Your answer must be an exact copy of the records, with no pictures included.

# Data excerpts:
——————————
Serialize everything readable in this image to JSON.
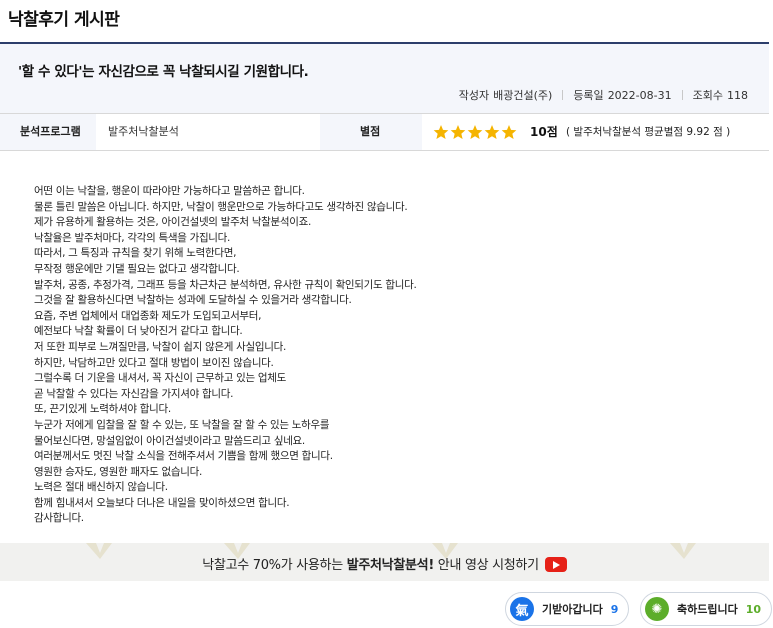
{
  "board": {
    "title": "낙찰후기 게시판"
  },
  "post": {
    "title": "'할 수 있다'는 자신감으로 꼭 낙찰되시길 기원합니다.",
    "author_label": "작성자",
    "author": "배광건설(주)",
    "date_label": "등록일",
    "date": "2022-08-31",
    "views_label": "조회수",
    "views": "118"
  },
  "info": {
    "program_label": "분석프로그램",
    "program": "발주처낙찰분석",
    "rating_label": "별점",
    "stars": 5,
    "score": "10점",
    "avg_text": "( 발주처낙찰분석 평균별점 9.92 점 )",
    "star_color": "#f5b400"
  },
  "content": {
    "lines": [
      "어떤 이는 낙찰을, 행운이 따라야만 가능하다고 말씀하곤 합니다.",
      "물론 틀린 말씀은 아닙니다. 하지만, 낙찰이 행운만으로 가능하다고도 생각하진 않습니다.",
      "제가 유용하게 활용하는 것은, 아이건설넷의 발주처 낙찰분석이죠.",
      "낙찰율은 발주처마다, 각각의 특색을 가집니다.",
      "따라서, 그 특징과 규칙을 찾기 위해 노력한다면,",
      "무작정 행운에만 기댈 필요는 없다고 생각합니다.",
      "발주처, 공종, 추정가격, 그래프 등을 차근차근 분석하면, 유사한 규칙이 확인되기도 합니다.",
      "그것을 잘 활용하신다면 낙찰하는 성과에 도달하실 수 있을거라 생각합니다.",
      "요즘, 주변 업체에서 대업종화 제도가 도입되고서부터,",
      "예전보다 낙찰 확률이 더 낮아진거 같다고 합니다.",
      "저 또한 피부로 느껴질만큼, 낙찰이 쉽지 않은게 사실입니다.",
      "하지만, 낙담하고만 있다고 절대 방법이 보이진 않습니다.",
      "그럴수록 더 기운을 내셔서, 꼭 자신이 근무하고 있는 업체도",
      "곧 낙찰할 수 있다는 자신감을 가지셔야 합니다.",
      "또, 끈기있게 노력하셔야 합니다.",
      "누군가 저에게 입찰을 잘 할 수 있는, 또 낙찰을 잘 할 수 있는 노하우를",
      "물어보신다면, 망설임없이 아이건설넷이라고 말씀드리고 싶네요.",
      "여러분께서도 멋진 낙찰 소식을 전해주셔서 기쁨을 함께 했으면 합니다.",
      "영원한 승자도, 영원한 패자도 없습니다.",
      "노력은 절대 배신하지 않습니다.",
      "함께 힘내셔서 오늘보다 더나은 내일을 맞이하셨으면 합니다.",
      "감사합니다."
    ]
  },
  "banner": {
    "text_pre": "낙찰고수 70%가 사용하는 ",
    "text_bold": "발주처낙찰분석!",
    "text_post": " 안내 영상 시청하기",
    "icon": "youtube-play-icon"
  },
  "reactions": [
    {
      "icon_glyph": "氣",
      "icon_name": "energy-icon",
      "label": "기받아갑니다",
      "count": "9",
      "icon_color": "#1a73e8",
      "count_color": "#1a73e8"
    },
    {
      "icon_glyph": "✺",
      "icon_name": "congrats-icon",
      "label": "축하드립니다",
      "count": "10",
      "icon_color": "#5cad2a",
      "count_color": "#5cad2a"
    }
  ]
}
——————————
# Answer box:
Serialize everything readable in this image to JSON.
{
  "board": {
    "title": "낙찰후기 게시판"
  },
  "post": {
    "title": "'할 수 있다'는 자신감으로 꼭 낙찰되시길 기원합니다.",
    "author_label": "작성자",
    "author": "배광건설(주)",
    "date_label": "등록일",
    "date": "2022-08-31",
    "views_label": "조회수",
    "views": "118"
  },
  "info": {
    "program_label": "분석프로그램",
    "program": "발주처낙찰분석",
    "rating_label": "별점",
    "stars": 5,
    "score": "10점",
    "avg_text": "( 발주처낙찰분석 평균별점 9.92 점 )",
    "star_color": "#f5b400"
  },
  "content": {
    "lines": [
      "어떤 이는 낙찰을, 행운이 따라야만 가능하다고 말씀하곤 합니다.",
      "물론 틀린 말씀은 아닙니다. 하지만, 낙찰이 행운만으로 가능하다고도 생각하진 않습니다.",
      "제가 유용하게 활용하는 것은, 아이건설넷의 발주처 낙찰분석이죠.",
      "낙찰율은 발주처마다, 각각의 특색을 가집니다.",
      "따라서, 그 특징과 규칙을 찾기 위해 노력한다면,",
      "무작정 행운에만 기댈 필요는 없다고 생각합니다.",
      "발주처, 공종, 추정가격, 그래프 등을 차근차근 분석하면, 유사한 규칙이 확인되기도 합니다.",
      "그것을 잘 활용하신다면 낙찰하는 성과에 도달하실 수 있을거라 생각합니다.",
      "요즘, 주변 업체에서 대업종화 제도가 도입되고서부터,",
      "예전보다 낙찰 확률이 더 낮아진거 같다고 합니다.",
      "저 또한 피부로 느껴질만큼, 낙찰이 쉽지 않은게 사실입니다.",
      "하지만, 낙담하고만 있다고 절대 방법이 보이진 않습니다.",
      "그럴수록 더 기운을 내셔서, 꼭 자신이 근무하고 있는 업체도",
      "곧 낙찰할 수 있다는 자신감을 가지셔야 합니다.",
      "또, 끈기있게 노력하셔야 합니다.",
      "누군가 저에게 입찰을 잘 할 수 있는, 또 낙찰을 잘 할 수 있는 노하우를",
      "물어보신다면, 망설임없이 아이건설넷이라고 말씀드리고 싶네요.",
      "여러분께서도 멋진 낙찰 소식을 전해주셔서 기쁨을 함께 했으면 합니다.",
      "영원한 승자도, 영원한 패자도 없습니다.",
      "노력은 절대 배신하지 않습니다.",
      "함께 힘내셔서 오늘보다 더나은 내일을 맞이하셨으면 합니다.",
      "감사합니다."
    ]
  },
  "banner": {
    "text_pre": "낙찰고수 70%가 사용하는 ",
    "text_bold": "발주처낙찰분석!",
    "text_post": " 안내 영상 시청하기",
    "icon": "youtube-play-icon"
  },
  "reactions": [
    {
      "icon_glyph": "氣",
      "icon_name": "energy-icon",
      "label": "기받아갑니다",
      "count": "9",
      "icon_color": "#1a73e8",
      "count_color": "#1a73e8"
    },
    {
      "icon_glyph": "✺",
      "icon_name": "congrats-icon",
      "label": "축하드립니다",
      "count": "10",
      "icon_color": "#5cad2a",
      "count_color": "#5cad2a"
    }
  ]
}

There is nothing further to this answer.